◆ YOUR OBJECTIVE:
Leave out the pictures and copy every record exactly.

◆ SUPPLIED MATERIAL:

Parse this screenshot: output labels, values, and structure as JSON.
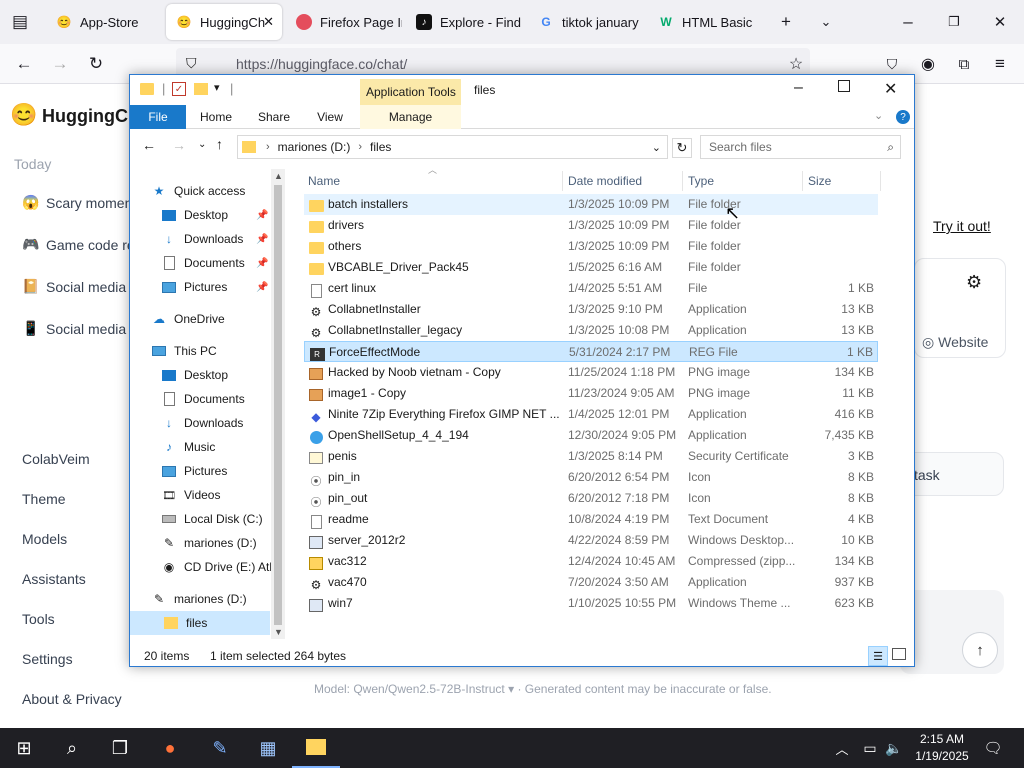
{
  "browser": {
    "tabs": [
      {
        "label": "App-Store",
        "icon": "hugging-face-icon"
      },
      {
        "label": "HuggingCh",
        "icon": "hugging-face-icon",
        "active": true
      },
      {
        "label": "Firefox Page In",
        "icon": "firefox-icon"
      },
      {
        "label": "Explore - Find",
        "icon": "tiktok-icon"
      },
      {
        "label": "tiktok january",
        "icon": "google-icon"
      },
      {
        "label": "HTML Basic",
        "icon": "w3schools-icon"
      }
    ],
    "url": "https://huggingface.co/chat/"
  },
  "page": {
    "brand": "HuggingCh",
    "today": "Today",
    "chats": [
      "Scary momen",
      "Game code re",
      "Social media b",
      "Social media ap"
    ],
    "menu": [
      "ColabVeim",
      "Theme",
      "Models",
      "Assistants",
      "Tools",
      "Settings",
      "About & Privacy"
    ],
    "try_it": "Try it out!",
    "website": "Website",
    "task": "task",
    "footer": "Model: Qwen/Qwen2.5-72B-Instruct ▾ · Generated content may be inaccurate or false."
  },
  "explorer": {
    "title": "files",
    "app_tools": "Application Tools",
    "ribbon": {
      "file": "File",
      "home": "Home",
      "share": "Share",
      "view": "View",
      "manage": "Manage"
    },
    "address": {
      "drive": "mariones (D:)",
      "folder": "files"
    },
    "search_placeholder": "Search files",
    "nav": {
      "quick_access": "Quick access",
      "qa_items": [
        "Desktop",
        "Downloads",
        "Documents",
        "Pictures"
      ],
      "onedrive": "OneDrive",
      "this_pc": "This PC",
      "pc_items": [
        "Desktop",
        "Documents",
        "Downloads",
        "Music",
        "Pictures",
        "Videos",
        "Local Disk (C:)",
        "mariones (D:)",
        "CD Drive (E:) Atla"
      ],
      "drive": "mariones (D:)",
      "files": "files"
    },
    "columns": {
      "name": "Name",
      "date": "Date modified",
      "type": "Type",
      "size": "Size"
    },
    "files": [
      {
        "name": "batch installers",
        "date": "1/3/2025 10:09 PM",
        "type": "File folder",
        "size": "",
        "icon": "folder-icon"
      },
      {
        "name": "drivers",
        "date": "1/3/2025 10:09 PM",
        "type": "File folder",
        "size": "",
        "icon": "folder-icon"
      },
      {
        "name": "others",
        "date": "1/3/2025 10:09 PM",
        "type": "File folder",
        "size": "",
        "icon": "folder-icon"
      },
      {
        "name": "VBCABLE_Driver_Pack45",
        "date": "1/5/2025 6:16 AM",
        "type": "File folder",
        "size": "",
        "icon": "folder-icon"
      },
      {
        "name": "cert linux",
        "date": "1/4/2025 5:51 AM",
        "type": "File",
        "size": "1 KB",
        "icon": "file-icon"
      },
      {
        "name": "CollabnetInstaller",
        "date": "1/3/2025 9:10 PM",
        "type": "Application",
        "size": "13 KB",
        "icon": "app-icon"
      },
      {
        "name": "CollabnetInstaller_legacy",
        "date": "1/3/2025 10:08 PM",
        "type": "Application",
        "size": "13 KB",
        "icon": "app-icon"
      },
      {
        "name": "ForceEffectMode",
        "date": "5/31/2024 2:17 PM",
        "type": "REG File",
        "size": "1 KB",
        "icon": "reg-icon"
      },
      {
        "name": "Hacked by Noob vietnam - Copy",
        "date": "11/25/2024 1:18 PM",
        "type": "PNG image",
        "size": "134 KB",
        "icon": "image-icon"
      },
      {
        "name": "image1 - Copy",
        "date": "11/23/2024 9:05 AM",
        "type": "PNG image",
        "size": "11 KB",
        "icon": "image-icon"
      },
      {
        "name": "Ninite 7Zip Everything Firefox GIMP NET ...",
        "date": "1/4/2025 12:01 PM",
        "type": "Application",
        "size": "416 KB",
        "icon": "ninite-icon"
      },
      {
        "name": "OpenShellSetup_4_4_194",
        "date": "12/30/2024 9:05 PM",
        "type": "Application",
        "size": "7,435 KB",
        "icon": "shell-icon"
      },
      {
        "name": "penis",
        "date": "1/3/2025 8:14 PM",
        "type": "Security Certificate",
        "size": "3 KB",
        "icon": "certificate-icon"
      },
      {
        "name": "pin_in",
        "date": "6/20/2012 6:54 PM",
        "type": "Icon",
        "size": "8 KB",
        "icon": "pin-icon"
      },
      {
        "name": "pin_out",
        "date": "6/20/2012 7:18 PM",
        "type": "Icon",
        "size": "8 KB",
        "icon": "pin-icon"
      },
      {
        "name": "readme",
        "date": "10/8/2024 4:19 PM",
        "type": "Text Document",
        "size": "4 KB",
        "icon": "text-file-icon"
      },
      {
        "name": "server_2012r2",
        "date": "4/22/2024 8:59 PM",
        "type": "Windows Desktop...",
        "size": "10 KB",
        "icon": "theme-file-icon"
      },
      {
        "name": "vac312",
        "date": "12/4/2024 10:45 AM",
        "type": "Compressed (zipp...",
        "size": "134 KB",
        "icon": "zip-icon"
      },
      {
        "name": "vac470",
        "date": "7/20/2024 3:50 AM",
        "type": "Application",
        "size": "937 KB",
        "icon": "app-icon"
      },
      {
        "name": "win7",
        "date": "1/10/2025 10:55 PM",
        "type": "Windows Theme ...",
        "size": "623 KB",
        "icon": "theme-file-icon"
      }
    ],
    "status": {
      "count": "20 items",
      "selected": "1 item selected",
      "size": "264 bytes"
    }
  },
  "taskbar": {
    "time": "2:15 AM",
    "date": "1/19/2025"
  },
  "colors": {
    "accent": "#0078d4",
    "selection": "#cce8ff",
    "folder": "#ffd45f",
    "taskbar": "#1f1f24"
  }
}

◆ SOLUTION TO THIS PROBLEM:
Parse this screenshot: output labels, values, and structure as JSON.
{
  "browser": {
    "tabs": [
      {
        "label": "App-Store",
        "icon": "hugging-face-icon"
      },
      {
        "label": "HuggingCh",
        "icon": "hugging-face-icon",
        "active": true
      },
      {
        "label": "Firefox Page In",
        "icon": "firefox-icon"
      },
      {
        "label": "Explore - Find",
        "icon": "tiktok-icon"
      },
      {
        "label": "tiktok january",
        "icon": "google-icon"
      },
      {
        "label": "HTML Basic",
        "icon": "w3schools-icon"
      }
    ],
    "url": "https://huggingface.co/chat/"
  },
  "page": {
    "brand": "HuggingCh",
    "today": "Today",
    "chats": [
      "Scary momen",
      "Game code re",
      "Social media b",
      "Social media ap"
    ],
    "menu": [
      "ColabVeim",
      "Theme",
      "Models",
      "Assistants",
      "Tools",
      "Settings",
      "About & Privacy"
    ],
    "try_it": "Try it out!",
    "website": "Website",
    "task": "task",
    "footer": "Model: Qwen/Qwen2.5-72B-Instruct ▾ · Generated content may be inaccurate or false."
  },
  "explorer": {
    "title": "files",
    "app_tools": "Application Tools",
    "ribbon": {
      "file": "File",
      "home": "Home",
      "share": "Share",
      "view": "View",
      "manage": "Manage"
    },
    "address": {
      "drive": "mariones (D:)",
      "folder": "files"
    },
    "search_placeholder": "Search files",
    "nav": {
      "quick_access": "Quick access",
      "qa_items": [
        "Desktop",
        "Downloads",
        "Documents",
        "Pictures"
      ],
      "onedrive": "OneDrive",
      "this_pc": "This PC",
      "pc_items": [
        "Desktop",
        "Documents",
        "Downloads",
        "Music",
        "Pictures",
        "Videos",
        "Local Disk (C:)",
        "mariones (D:)",
        "CD Drive (E:) Atla"
      ],
      "drive": "mariones (D:)",
      "files": "files"
    },
    "columns": {
      "name": "Name",
      "date": "Date modified",
      "type": "Type",
      "size": "Size"
    },
    "files": [
      {
        "name": "batch installers",
        "date": "1/3/2025 10:09 PM",
        "type": "File folder",
        "size": "",
        "icon": "folder-icon"
      },
      {
        "name": "drivers",
        "date": "1/3/2025 10:09 PM",
        "type": "File folder",
        "size": "",
        "icon": "folder-icon"
      },
      {
        "name": "others",
        "date": "1/3/2025 10:09 PM",
        "type": "File folder",
        "size": "",
        "icon": "folder-icon"
      },
      {
        "name": "VBCABLE_Driver_Pack45",
        "date": "1/5/2025 6:16 AM",
        "type": "File folder",
        "size": "",
        "icon": "folder-icon"
      },
      {
        "name": "cert linux",
        "date": "1/4/2025 5:51 AM",
        "type": "File",
        "size": "1 KB",
        "icon": "file-icon"
      },
      {
        "name": "CollabnetInstaller",
        "date": "1/3/2025 9:10 PM",
        "type": "Application",
        "size": "13 KB",
        "icon": "app-icon"
      },
      {
        "name": "CollabnetInstaller_legacy",
        "date": "1/3/2025 10:08 PM",
        "type": "Application",
        "size": "13 KB",
        "icon": "app-icon"
      },
      {
        "name": "ForceEffectMode",
        "date": "5/31/2024 2:17 PM",
        "type": "REG File",
        "size": "1 KB",
        "icon": "reg-icon"
      },
      {
        "name": "Hacked by Noob vietnam - Copy",
        "date": "11/25/2024 1:18 PM",
        "type": "PNG image",
        "size": "134 KB",
        "icon": "image-icon"
      },
      {
        "name": "image1 - Copy",
        "date": "11/23/2024 9:05 AM",
        "type": "PNG image",
        "size": "11 KB",
        "icon": "image-icon"
      },
      {
        "name": "Ninite 7Zip Everything Firefox GIMP NET ...",
        "date": "1/4/2025 12:01 PM",
        "type": "Application",
        "size": "416 KB",
        "icon": "ninite-icon"
      },
      {
        "name": "OpenShellSetup_4_4_194",
        "date": "12/30/2024 9:05 PM",
        "type": "Application",
        "size": "7,435 KB",
        "icon": "shell-icon"
      },
      {
        "name": "penis",
        "date": "1/3/2025 8:14 PM",
        "type": "Security Certificate",
        "size": "3 KB",
        "icon": "certificate-icon"
      },
      {
        "name": "pin_in",
        "date": "6/20/2012 6:54 PM",
        "type": "Icon",
        "size": "8 KB",
        "icon": "pin-icon"
      },
      {
        "name": "pin_out",
        "date": "6/20/2012 7:18 PM",
        "type": "Icon",
        "size": "8 KB",
        "icon": "pin-icon"
      },
      {
        "name": "readme",
        "date": "10/8/2024 4:19 PM",
        "type": "Text Document",
        "size": "4 KB",
        "icon": "text-file-icon"
      },
      {
        "name": "server_2012r2",
        "date": "4/22/2024 8:59 PM",
        "type": "Windows Desktop...",
        "size": "10 KB",
        "icon": "theme-file-icon"
      },
      {
        "name": "vac312",
        "date": "12/4/2024 10:45 AM",
        "type": "Compressed (zipp...",
        "size": "134 KB",
        "icon": "zip-icon"
      },
      {
        "name": "vac470",
        "date": "7/20/2024 3:50 AM",
        "type": "Application",
        "size": "937 KB",
        "icon": "app-icon"
      },
      {
        "name": "win7",
        "date": "1/10/2025 10:55 PM",
        "type": "Windows Theme ...",
        "size": "623 KB",
        "icon": "theme-file-icon"
      }
    ],
    "status": {
      "count": "20 items",
      "selected": "1 item selected",
      "size": "264 bytes"
    }
  },
  "taskbar": {
    "time": "2:15 AM",
    "date": "1/19/2025"
  },
  "colors": {
    "accent": "#0078d4",
    "selection": "#cce8ff",
    "folder": "#ffd45f",
    "taskbar": "#1f1f24"
  }
}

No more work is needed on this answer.